Exercise brief
In full and word for word, return the listing that follows.

+++ Exercise material +++

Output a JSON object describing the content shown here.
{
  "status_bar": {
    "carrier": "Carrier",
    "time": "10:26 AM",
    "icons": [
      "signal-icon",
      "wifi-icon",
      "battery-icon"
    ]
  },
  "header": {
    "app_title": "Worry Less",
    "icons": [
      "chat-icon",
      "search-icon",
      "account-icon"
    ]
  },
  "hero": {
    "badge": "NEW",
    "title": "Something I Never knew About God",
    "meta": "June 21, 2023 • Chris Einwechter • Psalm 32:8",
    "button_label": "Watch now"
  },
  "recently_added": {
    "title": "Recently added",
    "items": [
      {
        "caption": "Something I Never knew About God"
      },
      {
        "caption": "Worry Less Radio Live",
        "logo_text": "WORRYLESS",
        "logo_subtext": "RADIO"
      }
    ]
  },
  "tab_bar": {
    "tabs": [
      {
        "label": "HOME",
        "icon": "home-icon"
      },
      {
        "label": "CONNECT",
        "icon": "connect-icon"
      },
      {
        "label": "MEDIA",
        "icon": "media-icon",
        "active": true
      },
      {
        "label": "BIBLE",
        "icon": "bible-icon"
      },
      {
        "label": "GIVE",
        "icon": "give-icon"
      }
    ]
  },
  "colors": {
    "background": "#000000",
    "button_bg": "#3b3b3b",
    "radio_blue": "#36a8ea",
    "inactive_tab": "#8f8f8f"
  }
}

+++

Answer section
Output a JSON object describing the content shown here.
{
  "status_bar": {
    "carrier": "Carrier",
    "time": "10:26 AM",
    "icons": [
      "signal-icon",
      "wifi-icon",
      "battery-icon"
    ]
  },
  "header": {
    "app_title": "Worry Less",
    "icons": [
      "chat-icon",
      "search-icon",
      "account-icon"
    ]
  },
  "hero": {
    "badge": "NEW",
    "title": "Something I Never knew About God",
    "meta": "June 21, 2023 • Chris Einwechter • Psalm 32:8",
    "button_label": "Watch now"
  },
  "recently_added": {
    "title": "Recently added",
    "items": [
      {
        "caption": "Something I Never knew About God"
      },
      {
        "caption": "Worry Less Radio Live",
        "logo_text": "WORRYLESS",
        "logo_subtext": "RADIO"
      }
    ]
  },
  "tab_bar": {
    "tabs": [
      {
        "label": "HOME",
        "icon": "home-icon"
      },
      {
        "label": "CONNECT",
        "icon": "connect-icon"
      },
      {
        "label": "MEDIA",
        "icon": "media-icon",
        "active": true
      },
      {
        "label": "BIBLE",
        "icon": "bible-icon"
      },
      {
        "label": "GIVE",
        "icon": "give-icon"
      }
    ]
  },
  "colors": {
    "background": "#000000",
    "button_bg": "#3b3b3b",
    "radio_blue": "#36a8ea",
    "inactive_tab": "#8f8f8f"
  }
}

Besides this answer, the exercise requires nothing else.